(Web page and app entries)
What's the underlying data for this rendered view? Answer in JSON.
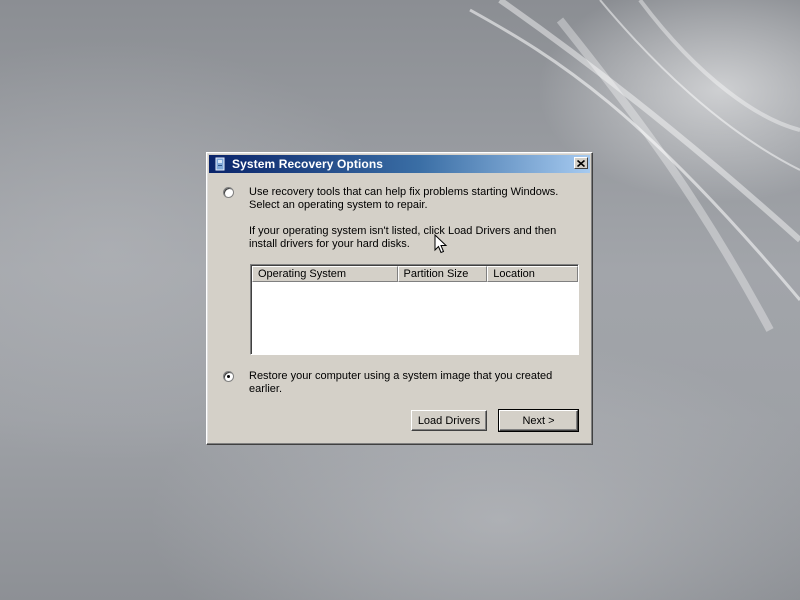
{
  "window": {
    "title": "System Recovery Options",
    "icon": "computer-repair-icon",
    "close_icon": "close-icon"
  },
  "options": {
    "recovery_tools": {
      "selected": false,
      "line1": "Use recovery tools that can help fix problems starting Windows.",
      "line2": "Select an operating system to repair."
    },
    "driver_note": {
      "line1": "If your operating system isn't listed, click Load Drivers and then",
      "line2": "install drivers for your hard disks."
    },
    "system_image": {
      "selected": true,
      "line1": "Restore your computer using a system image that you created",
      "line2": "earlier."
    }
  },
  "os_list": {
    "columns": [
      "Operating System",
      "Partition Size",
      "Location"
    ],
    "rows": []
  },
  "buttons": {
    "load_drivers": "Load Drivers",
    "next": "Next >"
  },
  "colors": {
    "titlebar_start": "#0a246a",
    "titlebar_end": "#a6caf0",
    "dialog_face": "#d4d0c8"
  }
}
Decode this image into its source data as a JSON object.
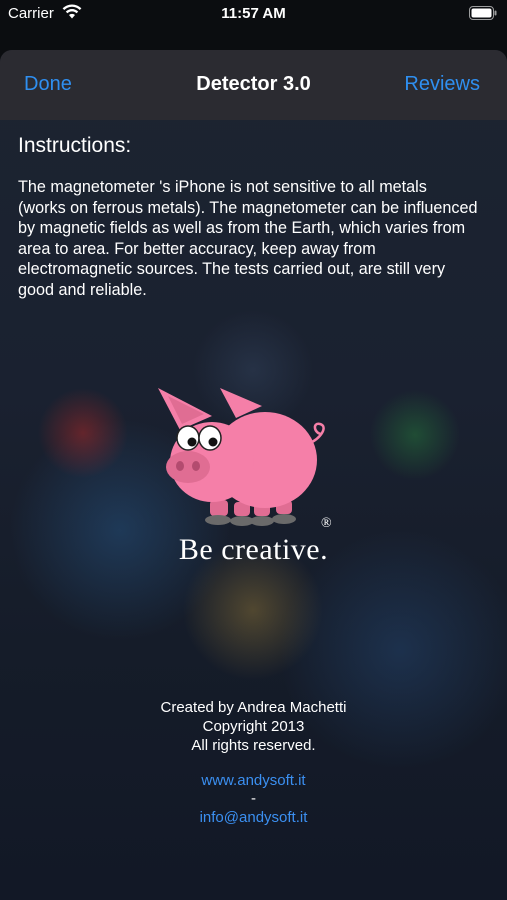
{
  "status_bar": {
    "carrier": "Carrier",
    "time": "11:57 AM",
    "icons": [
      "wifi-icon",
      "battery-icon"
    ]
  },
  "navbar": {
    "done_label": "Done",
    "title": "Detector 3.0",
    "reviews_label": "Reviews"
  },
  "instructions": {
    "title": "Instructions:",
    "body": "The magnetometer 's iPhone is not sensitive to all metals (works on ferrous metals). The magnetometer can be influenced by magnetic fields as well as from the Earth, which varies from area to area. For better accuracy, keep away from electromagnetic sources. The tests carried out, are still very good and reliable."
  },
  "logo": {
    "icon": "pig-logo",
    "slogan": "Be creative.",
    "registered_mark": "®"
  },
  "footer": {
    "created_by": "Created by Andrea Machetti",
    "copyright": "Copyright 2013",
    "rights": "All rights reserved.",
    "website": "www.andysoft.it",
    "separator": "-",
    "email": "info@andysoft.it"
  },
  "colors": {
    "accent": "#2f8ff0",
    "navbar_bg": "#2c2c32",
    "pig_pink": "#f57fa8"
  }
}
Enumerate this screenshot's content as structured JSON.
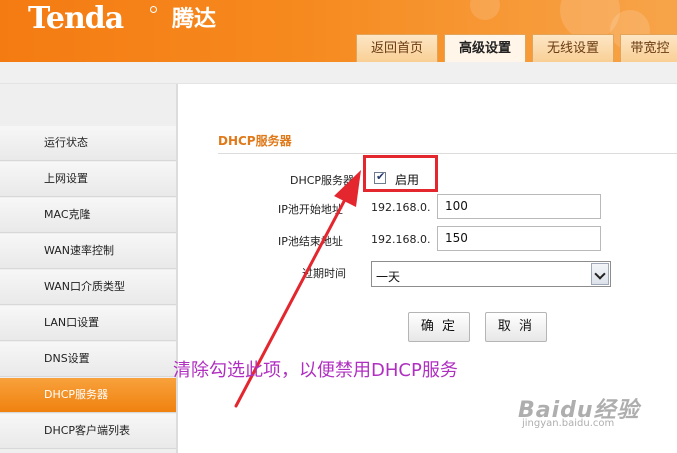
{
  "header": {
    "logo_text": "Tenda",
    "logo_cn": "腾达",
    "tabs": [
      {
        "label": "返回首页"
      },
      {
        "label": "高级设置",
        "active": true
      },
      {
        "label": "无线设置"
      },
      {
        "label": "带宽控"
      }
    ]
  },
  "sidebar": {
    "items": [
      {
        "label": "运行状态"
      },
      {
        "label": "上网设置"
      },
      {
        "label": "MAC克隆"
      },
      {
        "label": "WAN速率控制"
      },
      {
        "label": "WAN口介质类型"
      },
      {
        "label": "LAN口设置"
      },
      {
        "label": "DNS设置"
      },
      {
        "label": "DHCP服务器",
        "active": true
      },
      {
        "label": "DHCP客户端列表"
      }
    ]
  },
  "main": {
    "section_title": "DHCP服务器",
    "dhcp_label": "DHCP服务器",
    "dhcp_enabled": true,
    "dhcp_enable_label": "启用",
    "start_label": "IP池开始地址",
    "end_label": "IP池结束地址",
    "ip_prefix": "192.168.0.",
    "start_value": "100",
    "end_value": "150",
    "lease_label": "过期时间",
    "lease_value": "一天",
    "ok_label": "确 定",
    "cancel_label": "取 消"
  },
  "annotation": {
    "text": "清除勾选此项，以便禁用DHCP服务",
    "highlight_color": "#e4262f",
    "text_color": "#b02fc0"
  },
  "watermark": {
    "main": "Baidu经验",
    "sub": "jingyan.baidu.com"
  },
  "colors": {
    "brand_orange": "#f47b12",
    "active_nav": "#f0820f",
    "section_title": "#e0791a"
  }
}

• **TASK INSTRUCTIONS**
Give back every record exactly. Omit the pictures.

• **SOLUTION**
What's the underlying data for this rendered view? Answer in JSON.
{
  "window": {
    "title": "System Recovery Options",
    "icon": "computer-repair-icon",
    "close_icon": "close-icon"
  },
  "options": {
    "recovery_tools": {
      "selected": false,
      "line1": "Use recovery tools that can help fix problems starting Windows.",
      "line2": "Select an operating system to repair."
    },
    "driver_note": {
      "line1": "If your operating system isn't listed, click Load Drivers and then",
      "line2": "install drivers for your hard disks."
    },
    "system_image": {
      "selected": true,
      "line1": "Restore your computer using a system image that you created",
      "line2": "earlier."
    }
  },
  "os_list": {
    "columns": [
      "Operating System",
      "Partition Size",
      "Location"
    ],
    "rows": []
  },
  "buttons": {
    "load_drivers": "Load Drivers",
    "next": "Next >"
  },
  "colors": {
    "titlebar_start": "#0a246a",
    "titlebar_end": "#a6caf0",
    "dialog_face": "#d4d0c8"
  }
}
Decode this image into its source data as a JSON object.
{
  "status_bar": {
    "carrier": "Carrier",
    "time": "11:57 AM",
    "icons": [
      "wifi-icon",
      "battery-icon"
    ]
  },
  "navbar": {
    "done_label": "Done",
    "title": "Detector 3.0",
    "reviews_label": "Reviews"
  },
  "instructions": {
    "title": "Instructions:",
    "body": "The magnetometer 's iPhone is not sensitive to all metals (works on ferrous metals). The magnetometer can be influenced by magnetic fields as well as from the Earth, which varies from area to area. For better accuracy, keep away from electromagnetic sources. The tests carried out, are still very good and reliable."
  },
  "logo": {
    "icon": "pig-logo",
    "slogan": "Be creative.",
    "registered_mark": "®"
  },
  "footer": {
    "created_by": "Created by Andrea Machetti",
    "copyright": "Copyright 2013",
    "rights": "All rights reserved.",
    "website": "www.andysoft.it",
    "separator": "-",
    "email": "info@andysoft.it"
  },
  "colors": {
    "accent": "#2f8ff0",
    "navbar_bg": "#2c2c32",
    "pig_pink": "#f57fa8"
  }
}
Enumerate this screenshot's content as structured JSON.
{
  "header": {
    "logo_text": "Tenda",
    "logo_cn": "腾达",
    "tabs": [
      {
        "label": "返回首页"
      },
      {
        "label": "高级设置",
        "active": true
      },
      {
        "label": "无线设置"
      },
      {
        "label": "带宽控"
      }
    ]
  },
  "sidebar": {
    "items": [
      {
        "label": "运行状态"
      },
      {
        "label": "上网设置"
      },
      {
        "label": "MAC克隆"
      },
      {
        "label": "WAN速率控制"
      },
      {
        "label": "WAN口介质类型"
      },
      {
        "label": "LAN口设置"
      },
      {
        "label": "DNS设置"
      },
      {
        "label": "DHCP服务器",
        "active": true
      },
      {
        "label": "DHCP客户端列表"
      }
    ]
  },
  "main": {
    "section_title": "DHCP服务器",
    "dhcp_label": "DHCP服务器",
    "dhcp_enabled": true,
    "dhcp_enable_label": "启用",
    "start_label": "IP池开始地址",
    "end_label": "IP池结束地址",
    "ip_prefix": "192.168.0.",
    "start_value": "100",
    "end_value": "150",
    "lease_label": "过期时间",
    "lease_value": "一天",
    "ok_label": "确 定",
    "cancel_label": "取 消"
  },
  "annotation": {
    "text": "清除勾选此项，以便禁用DHCP服务",
    "highlight_color": "#e4262f",
    "text_color": "#b02fc0"
  },
  "watermark": {
    "main": "Baidu经验",
    "sub": "jingyan.baidu.com"
  },
  "colors": {
    "brand_orange": "#f47b12",
    "active_nav": "#f0820f",
    "section_title": "#e0791a"
  }
}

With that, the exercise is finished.